Many people have what researchers call a responsive desire pattern, meaning they don’t often get turned on out of the blue. If you’re not in the mood as often as you’d like and want to initiate more or feel more receptive to a partner, you can learn how to trigger responsive desire.
Since desire often comes after arousal in women, you can start by looking at erotic images, or reading erotic books to encourage your body to get aroused. These activities may lead to a desire to have sex on their own, but if they don’t consider adding in a partner to engage in low-pressure, non-sexual touching of your choosing.
Take your time to figure out what sequence of images, thoughts, or touch arouses you and turns on your mind. Once you have that information, use it. There’s nothing wrong with relying on a prompt or two to get you started.
Having trouble getting aroused?
Any rigorous exercise can be incredibly effective in boosting your arousal, including for women on prescription antidepressants, or who have had hysterectomies. One study found that yoga can improve arousal, lubrication, desire, and orgasm in women, with women over 45 showing the most marked improvements.
Herbs like Tribulus terrestris and ginseng professionally blended with supporting herbs can also help. One small 2014 study found that an extract of Tribulus terrestris improved women’s arousal, lubrication, and satisfaction, and ginseng is a staple of Chinese Medicine that may enhance women’s libido.
If you struggle with vaginal dryness, look for herbal blends that capitalize on phytoestrogens like licorice root. And while there isn’t enough evidence or product testing to recommend topical royal jelly, research shows that it may also have estrogen-like effects and could be a promising alternative to synthetic hormones. One study found that when diluted in a lubricant base, royal jelly was more effective than topical estrogen cream or vaginal moisturizer in treating sexual problems in menopausal women.
Aroused but not turned on?
If you can get aroused but not turned on (i.e. your body is ready but you feel no desire), it’s worth examining the overall context of your life. Are you sleeping enough? Stressed at work? Feeling distant from your partner, or your body? All of these life factors can disrupt your ability to feel desire. Try making a list of what might be inhibiting you, then pick two or three that you can influence, like improving your sleep hygiene or spending quality time with a partner.
Mindfulness practices can also help boost your desire. One 2016 study found that mindfulness-based sex therapy improved alignment between genital response and feelings of desire, and another 2018 study concluded that women who meditated reported better sexual function and desire than non-meditators. If you’re new to meditation, try a free guided podcast for just five minutes a day.
Let go of “should”
From a young age, women are bombarded with media that shape our idea of what a healthy sexual relationship with our partners and ourselves should look like. We’re supposed to be spontaneous and enthusiastic and accommodating; we’re supposed to be pleasing at the expense of feeling pleasure.
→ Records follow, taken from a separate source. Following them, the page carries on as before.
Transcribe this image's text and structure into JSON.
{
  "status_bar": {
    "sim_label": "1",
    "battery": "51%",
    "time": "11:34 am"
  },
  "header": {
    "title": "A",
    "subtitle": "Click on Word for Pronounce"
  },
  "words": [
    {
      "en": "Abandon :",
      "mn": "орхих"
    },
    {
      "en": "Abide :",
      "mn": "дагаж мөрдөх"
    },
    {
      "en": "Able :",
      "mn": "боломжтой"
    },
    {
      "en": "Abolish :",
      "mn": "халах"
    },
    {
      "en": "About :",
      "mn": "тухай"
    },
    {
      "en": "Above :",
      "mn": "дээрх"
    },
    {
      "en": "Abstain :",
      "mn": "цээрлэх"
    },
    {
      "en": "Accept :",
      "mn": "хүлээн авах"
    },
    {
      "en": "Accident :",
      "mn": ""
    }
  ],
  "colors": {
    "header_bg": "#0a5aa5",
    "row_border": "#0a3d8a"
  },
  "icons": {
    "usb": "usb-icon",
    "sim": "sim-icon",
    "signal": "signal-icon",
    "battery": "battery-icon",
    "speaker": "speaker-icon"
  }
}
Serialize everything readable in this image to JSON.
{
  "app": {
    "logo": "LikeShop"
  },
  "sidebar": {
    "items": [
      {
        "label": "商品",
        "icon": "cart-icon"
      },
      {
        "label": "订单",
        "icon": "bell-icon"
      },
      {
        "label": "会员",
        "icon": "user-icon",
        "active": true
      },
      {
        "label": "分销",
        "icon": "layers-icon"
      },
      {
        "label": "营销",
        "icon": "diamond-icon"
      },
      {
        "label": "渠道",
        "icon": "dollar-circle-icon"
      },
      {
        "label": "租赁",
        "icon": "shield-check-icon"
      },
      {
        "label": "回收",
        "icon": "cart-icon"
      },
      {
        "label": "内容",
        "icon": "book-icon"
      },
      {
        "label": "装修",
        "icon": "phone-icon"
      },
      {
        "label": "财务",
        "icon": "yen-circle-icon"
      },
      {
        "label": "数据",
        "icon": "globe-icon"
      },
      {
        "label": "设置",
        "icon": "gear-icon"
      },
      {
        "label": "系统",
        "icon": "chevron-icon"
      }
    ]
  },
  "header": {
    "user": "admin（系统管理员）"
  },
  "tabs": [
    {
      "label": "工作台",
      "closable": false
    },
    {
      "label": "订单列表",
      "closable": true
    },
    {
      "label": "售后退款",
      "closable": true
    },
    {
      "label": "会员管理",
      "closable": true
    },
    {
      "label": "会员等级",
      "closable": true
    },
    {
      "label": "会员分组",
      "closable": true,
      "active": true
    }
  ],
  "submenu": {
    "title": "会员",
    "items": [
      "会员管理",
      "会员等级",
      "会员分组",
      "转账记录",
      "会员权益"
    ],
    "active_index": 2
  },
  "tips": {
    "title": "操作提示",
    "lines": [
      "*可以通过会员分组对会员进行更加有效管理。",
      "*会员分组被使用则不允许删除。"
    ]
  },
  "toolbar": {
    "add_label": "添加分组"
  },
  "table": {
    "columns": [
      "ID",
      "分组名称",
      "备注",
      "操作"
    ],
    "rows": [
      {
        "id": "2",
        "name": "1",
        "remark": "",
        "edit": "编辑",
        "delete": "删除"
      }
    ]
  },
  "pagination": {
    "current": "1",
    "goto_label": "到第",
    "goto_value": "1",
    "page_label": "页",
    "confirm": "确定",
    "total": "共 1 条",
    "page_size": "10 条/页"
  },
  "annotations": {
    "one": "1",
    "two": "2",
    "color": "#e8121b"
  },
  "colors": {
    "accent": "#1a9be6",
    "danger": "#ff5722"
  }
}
It takes effort and time to break free of these thought patterns. Try writing out what your ideal sex life will look and feel like along with a list of turn-ons, which can help you become aware of your needs and communicate them to your partner. It can also help you develop a definition of sexual wellness that reflects who and how you are right now, rather than how you think you should be.
If you aren’t seeing improvement with your new self-care practices and remedies, don’t hesitate to reach out to your health care provider. Your pleasure matters, and the right gynecologists and physical and sex therapists can help you navigate the disconnections between your mind and body.